- A habit of mind. If you have very few subjects to talk about, you may have stalled out in intellectual or emotional growth. Learning new things gives us new and exciting things to bring up in conversation. As women, our default is often to discuss relationships or analyze other’s lives. Another word for this is gossip. But if your conversation lacks variety, time to consider some fresh territory.
Solution: However you learn, whether by hearing, reading, or doing, step into new arenas. Not only does pursuing knowledge give your brain new life and fresh blood supply to more and more areas, it makes you a more interesting person. If you have the same conversations with the same people on a regular basis, it may be time to make some new friends.
- Obsession. I have come to believe that obsessive thinking, or thinking that revolves around a particular topic continually, is trauma related. For instance, I had a friend who was obsessed with conspiracy theories. She continually researched them and because it was all she filled her mind with, her monologues were confined to paranoid speculations. Her childhood was filled with insecure attachments and abuse. She focused on conspiracies because though they are frightening, she could focus her anger safely there, rather than on her family who continues to be unsafe.
While married to my abusive ex-husband, I was fixated on the second coming of Jesus. If there is a book on the topic, I have read it. What my mind was really doing was looking for an escape. That obsession had little to do with spirituality and everything to do with current trauma in which I felt trapped. Who wouldn’t want to raptured out of a marriage to a man with Narcissistic Personality Disorder?
Solution: If you are obsessed or go from obsession to obsession, consider that your mind may be looking to avoid the underlying issue. I find this is particularly true when we become obsessed with another person. Rare is our desperation about that person. Instead, it is about our need to distract ourselves or work out some painful relationship from the past.
Our minds are such powerful and yet such sensitive organs. And just like our bodies, they need care and maintenance. We are often taught to check for suspicious moles or lumps in our breasts, but rarely are we taught the proper upkeep for arguably our most important organ.
So give yourself a mental check-up. If you live in anguish, your mind is not well. Caught in an emotional or mental loop? You may need help breaking free. Anxiety, obsession, negativity; all these are signs of a brain on the fritz. Time for a tune-up. And the trick is that relationship is crucial to keeping a healthy brain. Exercise and diet help, but being in a relationship with a healthy individual will lead you along healthier paths from the get-go. Hopefully, you have someone in your life with the courage to challenge your monologues.
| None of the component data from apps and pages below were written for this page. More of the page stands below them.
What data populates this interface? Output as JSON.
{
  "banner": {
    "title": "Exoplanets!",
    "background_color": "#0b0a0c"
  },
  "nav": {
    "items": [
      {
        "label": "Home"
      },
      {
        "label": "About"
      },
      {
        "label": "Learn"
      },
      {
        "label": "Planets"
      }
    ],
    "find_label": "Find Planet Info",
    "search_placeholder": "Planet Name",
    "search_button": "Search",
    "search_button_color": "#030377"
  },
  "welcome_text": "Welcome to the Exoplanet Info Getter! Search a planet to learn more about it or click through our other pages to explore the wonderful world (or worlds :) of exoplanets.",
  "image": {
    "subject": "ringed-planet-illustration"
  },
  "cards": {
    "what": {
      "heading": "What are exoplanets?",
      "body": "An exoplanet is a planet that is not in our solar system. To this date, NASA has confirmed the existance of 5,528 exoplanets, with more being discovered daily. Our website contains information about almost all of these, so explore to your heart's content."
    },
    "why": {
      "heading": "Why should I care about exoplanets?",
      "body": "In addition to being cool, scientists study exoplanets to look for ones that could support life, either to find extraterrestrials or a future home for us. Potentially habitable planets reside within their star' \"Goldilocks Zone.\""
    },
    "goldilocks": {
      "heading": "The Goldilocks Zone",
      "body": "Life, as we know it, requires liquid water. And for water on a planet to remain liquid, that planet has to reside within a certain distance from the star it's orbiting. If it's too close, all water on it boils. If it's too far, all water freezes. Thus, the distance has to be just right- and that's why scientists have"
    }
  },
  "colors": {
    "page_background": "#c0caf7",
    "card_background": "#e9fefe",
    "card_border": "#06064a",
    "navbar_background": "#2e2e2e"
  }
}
This is the little-recognized benefit of a vibrant spiritual life. Prayer, worship, Bible reading is both spiritually and mentally reviving. To seek the mind of Christ, to fill up on things that are good, noble, beautiful and pure, this is the test of a strong individual. If these sound awful and your mind wants to dwell in some dark corner, reliving old wounds, or if your mind wants to travel back and forth along one familiar path, consider getting help.
The transformation of the mind is a spiritual battle, sacred duty, and a serious quest that only you can choose to undertake, but that none of us can do alone.
This is a best-seller on brain health for a reason and is on my top ten in terms of books on mental health. This book will give you a whole new perspective on the health of your mind.
I am an Amazon affiliate. I make a small commission at no cost to you.